Grynszpan carried out the killing immediately after the Nazi regime ordered the mass deportation of some 12,000 Polish Jews, his parents included, who were brutally rounded up and dumped on the Polish border. The assassination was invoked as the pretext for the Kristallnacht pogroms against the Jewish population of Germany. Grynszpan was jailed first by the French government and then by the Nazis, and was most likely murdered in Sachsenhausen concentration camp in 1942.
At the time of the killing, Leon Trotsky, the leader of the Russian Revolution and founder of the Fourth International, defended Grynszpan against the slanders of both the Nazis and the Moscow Stalinists. While making clear the opposition of Marxists to the tactic of individual terror, Trotsky recognized that Grynszpan was “not a political militant but an inexperienced youth, almost a boy, whose only counselor was a feeling of indignation.”

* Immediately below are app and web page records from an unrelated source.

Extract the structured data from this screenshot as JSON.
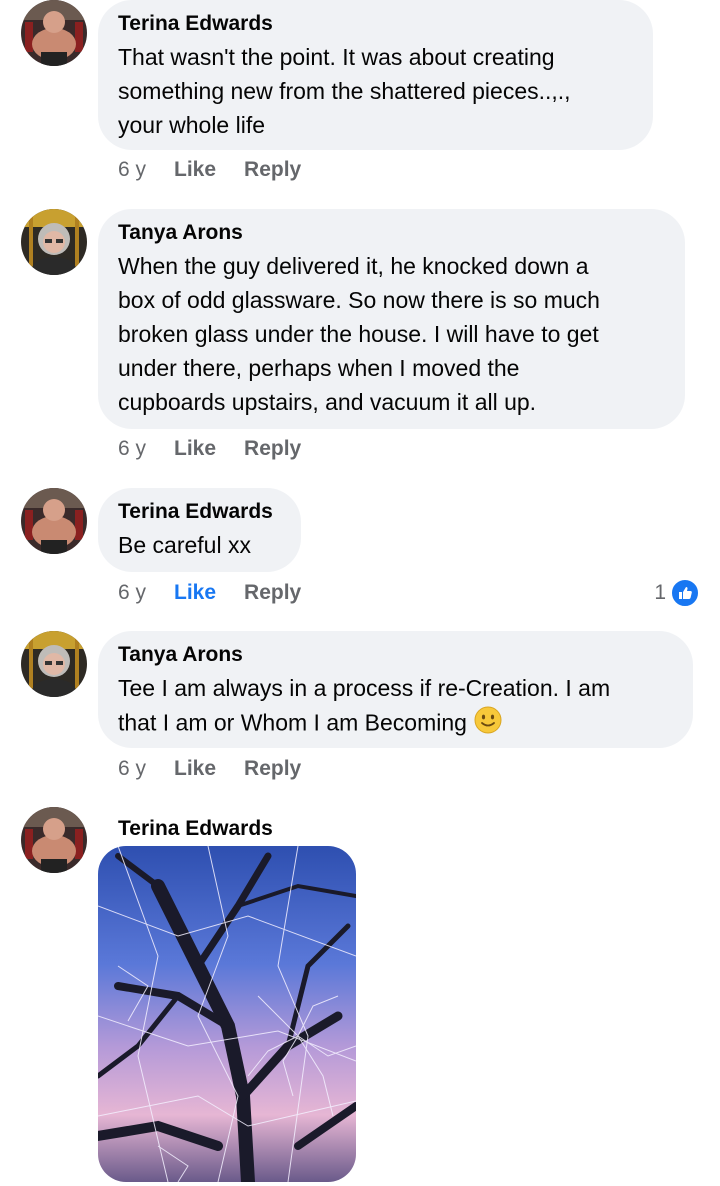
{
  "comments": [
    {
      "author": "Terina Edwards",
      "lines": [
        "That wasn't the point. It was about creating",
        "something new from the shattered pieces..,.,",
        "your whole life"
      ],
      "time": "6 y",
      "like_label": "Like",
      "reply_label": "Reply"
    },
    {
      "author": "Tanya Arons",
      "lines": [
        "When the guy delivered it, he knocked down a",
        "box of odd glassware.  So now there is so much",
        "broken glass under the house.  I will have to get",
        "under there, perhaps when I moved the",
        "cupboards upstairs,  and vacuum it all up."
      ],
      "time": "6 y",
      "like_label": "Like",
      "reply_label": "Reply"
    },
    {
      "author": "Terina Edwards",
      "lines": [
        "Be careful xx"
      ],
      "time": "6 y",
      "like_label": "Like",
      "reply_label": "Reply",
      "reaction_count": "1"
    },
    {
      "author": "Tanya Arons",
      "lines": [
        "Tee I am always in a process if re-Creation.  I am",
        "that I am or Whom I am Becoming"
      ],
      "time": "6 y",
      "like_label": "Like",
      "reply_label": "Reply"
    },
    {
      "author": "Terina Edwards"
    }
  ],
  "colors": {
    "bubble": "#f0f2f5",
    "meta": "#65676b",
    "accent": "#1877f2"
  }
}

“The unprecedented crimes of fascism create a yearning for vengeance that is wholly justifiable,” Trotsky wrote. “But so monstrous is the scope of their crimes, that this yearning cannot be satisfied by the assassination of isolated fascist bureaucrats. For that it is necessary to set in motion millions, tens and hundreds of millions of the oppressed throughout the whole world and lead them in the assault upon the strongholds of the old society.”
Kuntzman has no such concerns. Terrorism against Russia, US imperialism’s designated enemy, is just fine with him. To justify it, he equates the acts of Putin with those of Hitler, thereby simultaneously making the case for war with Russia and diminishing and relativizing the historic crimes of Nazism.
By making these comparisons, Kuntzman not only attempts to bestow legitimacy on the assassination of Karlov, but also manages to smear the memory of Grynszpan by associating his action with that carried out by the most reactionary, fascistic and sectarian forces.
Mevlüt Mert Altıntaş, who pumped nine bullets into Ambassador Karlov’s back, was no innocent youth, but a trained killer, a member of the Ankara riot squad and someone who reportedly served on the security detail of Turkey’s president.
Moreover, there is persuasive evidence that he carried out the killing in support of the Al Qaeda-linked militias in Syria. After gunning down the ambassador, Altıntaş began ranting first in Arabic and then in Turkish, shouting out that he was one of those “who give Mohammed our allegiance for jihad,” a slogan used by Al Qaeda. Moreover, Jaish al-Fatah (Army of Conquest), the joint command center of Islamist militias dominated by the Syrian Al Qaeda affiliate, issued a statement Wednesday claiming responsibility for the assassination.
None of this, of course, finds its way into Kunzman’s despicable column. That a major American newspaper can publish such a piece, lionizing an Al Qaeda killer and justifying an act of terrorism, is a telling indication of the crisis and disorientation gripping the US ruling establishment. It is a warning that such forces will be employed again in far deadlier actions, and a measure of the advanced state of the preparations for war against Russia.